Why would you want to drink GOATS MILK?
Milk’s just milk isn’t it ?
At first appearance, it would appear there are no great differences between the milk of different animals . From the graph below you can see that the fat, water and protein content of human, cow or goat milk are roughly the same.
So, what is the use of drinking goats milk, when it would seem to be similar to cows milk?
There are several important major differences.
While there is no difference between the lactose composition of cow and goat milk, it may be worth giving goats milk a try as some lactose intolerant people say they can drink goats milk, whilst other report that it makes no difference.
To pasteurise or not to pasteurise
The presence of diseases such as Brucellosis and Tuberculosis in dairy cattle in the early 1900’s, lead to the pasteurisation of cows milk to protect people from contracting these diseases.
Before the days of pasteurisation , goats milk was often consumed in the belief if was “healthier”. As it turned out this piece of folklore had good foundations, as the diseases brucellosis and tuberculosis have never been known in goats in Australia. For this reason the sale of raw goats milk in some states and territories of Australia is permitted under special permit.
The choice of drinking raw or pasteurised milk is entirely a personal one. Some people feel pasteurisation offers added safety through the lowering of bacteria numbers. Others realize pasteurisation does not discriminate between bad bacteria and the good bacteria that can be beneficial to our bodies.
Who are the people most likely to benefit from goats milk ?
Infants who suffer from colic, asthma, excma may well be worth trying on goats milk.
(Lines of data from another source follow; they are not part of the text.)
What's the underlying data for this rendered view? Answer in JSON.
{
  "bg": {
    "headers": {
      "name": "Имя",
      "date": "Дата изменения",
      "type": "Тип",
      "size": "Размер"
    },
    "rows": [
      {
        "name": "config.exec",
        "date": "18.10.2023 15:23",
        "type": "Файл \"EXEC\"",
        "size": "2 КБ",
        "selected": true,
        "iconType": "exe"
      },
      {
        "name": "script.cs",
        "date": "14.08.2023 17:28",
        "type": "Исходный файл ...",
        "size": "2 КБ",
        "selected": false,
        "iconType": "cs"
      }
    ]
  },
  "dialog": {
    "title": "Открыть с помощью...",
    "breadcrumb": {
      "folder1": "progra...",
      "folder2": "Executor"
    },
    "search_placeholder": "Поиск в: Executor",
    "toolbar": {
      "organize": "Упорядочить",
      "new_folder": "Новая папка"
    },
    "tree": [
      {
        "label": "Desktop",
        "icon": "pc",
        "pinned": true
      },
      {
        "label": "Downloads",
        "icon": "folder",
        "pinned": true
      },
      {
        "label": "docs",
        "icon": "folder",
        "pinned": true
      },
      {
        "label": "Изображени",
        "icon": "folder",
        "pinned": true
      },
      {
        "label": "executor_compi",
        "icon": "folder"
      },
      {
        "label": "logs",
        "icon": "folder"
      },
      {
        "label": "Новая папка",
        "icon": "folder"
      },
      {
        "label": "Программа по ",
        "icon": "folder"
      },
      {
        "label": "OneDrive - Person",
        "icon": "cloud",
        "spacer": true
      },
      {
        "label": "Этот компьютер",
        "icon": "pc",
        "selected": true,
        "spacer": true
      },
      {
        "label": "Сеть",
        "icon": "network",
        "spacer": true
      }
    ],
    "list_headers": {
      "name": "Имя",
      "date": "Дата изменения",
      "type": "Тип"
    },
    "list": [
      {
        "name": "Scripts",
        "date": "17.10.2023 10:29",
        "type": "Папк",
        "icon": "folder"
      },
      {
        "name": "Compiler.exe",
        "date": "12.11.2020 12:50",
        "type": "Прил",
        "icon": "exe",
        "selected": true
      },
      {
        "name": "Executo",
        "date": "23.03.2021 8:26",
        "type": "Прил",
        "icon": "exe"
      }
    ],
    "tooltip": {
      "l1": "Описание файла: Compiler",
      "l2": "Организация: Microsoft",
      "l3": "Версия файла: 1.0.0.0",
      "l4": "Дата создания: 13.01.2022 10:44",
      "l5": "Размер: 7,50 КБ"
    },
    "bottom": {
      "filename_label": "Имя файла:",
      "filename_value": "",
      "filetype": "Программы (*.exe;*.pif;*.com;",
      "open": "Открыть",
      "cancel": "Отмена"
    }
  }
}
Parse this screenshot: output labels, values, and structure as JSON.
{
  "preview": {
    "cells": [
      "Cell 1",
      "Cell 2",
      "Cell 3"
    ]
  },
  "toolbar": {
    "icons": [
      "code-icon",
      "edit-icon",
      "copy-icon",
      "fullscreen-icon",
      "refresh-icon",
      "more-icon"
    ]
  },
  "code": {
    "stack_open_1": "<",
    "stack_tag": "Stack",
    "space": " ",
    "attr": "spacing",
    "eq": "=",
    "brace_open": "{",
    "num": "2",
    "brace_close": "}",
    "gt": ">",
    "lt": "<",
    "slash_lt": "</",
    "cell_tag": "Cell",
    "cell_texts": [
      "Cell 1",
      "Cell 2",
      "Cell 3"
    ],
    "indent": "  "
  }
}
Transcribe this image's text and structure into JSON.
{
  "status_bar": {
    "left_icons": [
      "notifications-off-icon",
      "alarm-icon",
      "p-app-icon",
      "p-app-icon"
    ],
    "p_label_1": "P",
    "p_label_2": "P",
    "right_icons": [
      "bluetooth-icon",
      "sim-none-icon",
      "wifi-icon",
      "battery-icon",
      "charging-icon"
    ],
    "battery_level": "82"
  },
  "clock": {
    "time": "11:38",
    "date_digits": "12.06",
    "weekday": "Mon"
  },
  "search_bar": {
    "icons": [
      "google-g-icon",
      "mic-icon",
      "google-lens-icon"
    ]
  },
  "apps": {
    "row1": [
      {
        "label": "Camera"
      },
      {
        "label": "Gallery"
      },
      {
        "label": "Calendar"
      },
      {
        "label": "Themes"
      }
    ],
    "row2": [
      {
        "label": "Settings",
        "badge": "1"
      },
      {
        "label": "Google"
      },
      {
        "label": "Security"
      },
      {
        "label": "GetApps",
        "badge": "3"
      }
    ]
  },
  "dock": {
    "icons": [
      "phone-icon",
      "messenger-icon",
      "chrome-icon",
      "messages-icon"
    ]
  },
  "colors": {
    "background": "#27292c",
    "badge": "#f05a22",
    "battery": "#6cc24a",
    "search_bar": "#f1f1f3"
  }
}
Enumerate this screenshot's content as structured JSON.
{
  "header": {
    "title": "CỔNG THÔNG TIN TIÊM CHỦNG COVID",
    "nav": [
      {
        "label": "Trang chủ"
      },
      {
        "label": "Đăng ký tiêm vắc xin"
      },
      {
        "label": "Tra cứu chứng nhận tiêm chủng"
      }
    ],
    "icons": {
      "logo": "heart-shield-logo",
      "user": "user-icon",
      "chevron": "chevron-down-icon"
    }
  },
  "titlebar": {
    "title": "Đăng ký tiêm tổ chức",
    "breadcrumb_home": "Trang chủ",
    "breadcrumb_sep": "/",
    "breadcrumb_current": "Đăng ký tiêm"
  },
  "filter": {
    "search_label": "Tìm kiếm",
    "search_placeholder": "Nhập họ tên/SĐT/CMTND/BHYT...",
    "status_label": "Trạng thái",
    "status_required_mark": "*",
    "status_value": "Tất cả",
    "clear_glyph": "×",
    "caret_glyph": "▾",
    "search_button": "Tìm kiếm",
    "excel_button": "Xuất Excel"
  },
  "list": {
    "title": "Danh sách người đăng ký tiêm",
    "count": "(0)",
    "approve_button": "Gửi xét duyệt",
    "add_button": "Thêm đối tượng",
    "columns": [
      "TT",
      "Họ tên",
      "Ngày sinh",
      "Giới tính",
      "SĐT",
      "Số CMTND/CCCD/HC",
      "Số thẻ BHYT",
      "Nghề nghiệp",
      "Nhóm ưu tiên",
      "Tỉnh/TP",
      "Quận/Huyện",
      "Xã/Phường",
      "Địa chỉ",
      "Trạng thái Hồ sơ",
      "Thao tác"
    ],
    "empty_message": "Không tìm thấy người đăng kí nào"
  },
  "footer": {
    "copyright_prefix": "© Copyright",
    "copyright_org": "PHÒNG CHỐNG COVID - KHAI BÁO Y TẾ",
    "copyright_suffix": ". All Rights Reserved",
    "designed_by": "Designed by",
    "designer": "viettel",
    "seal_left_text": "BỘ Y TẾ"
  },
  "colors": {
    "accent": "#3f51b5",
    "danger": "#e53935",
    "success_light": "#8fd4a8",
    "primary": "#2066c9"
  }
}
If a cow milk allergy is suspected or diagnosed, do not forget to remove all sources of cows milk from the diet (including ice cream, cheese, chocolate etc) and substitute goats milk and goat milk products.
People with digestive conditions often try goats milk as its naturally homogenized form and ability to form a soft curd can aid in digestion.
It’s not just people who can benefit from goats milk
For more than a century goats milk has been known as the “universal foster milk”. It can successfully be used to raise a large variety of baby animals including puppies, kittens, lambs, calves, foals, deer fawns and donkey foals. For many years people successfully used goats milk for raising baby kangaroos and wallabies.
No wonder the female goat has long been referred to as “nanny”!
Photos |Raising Kids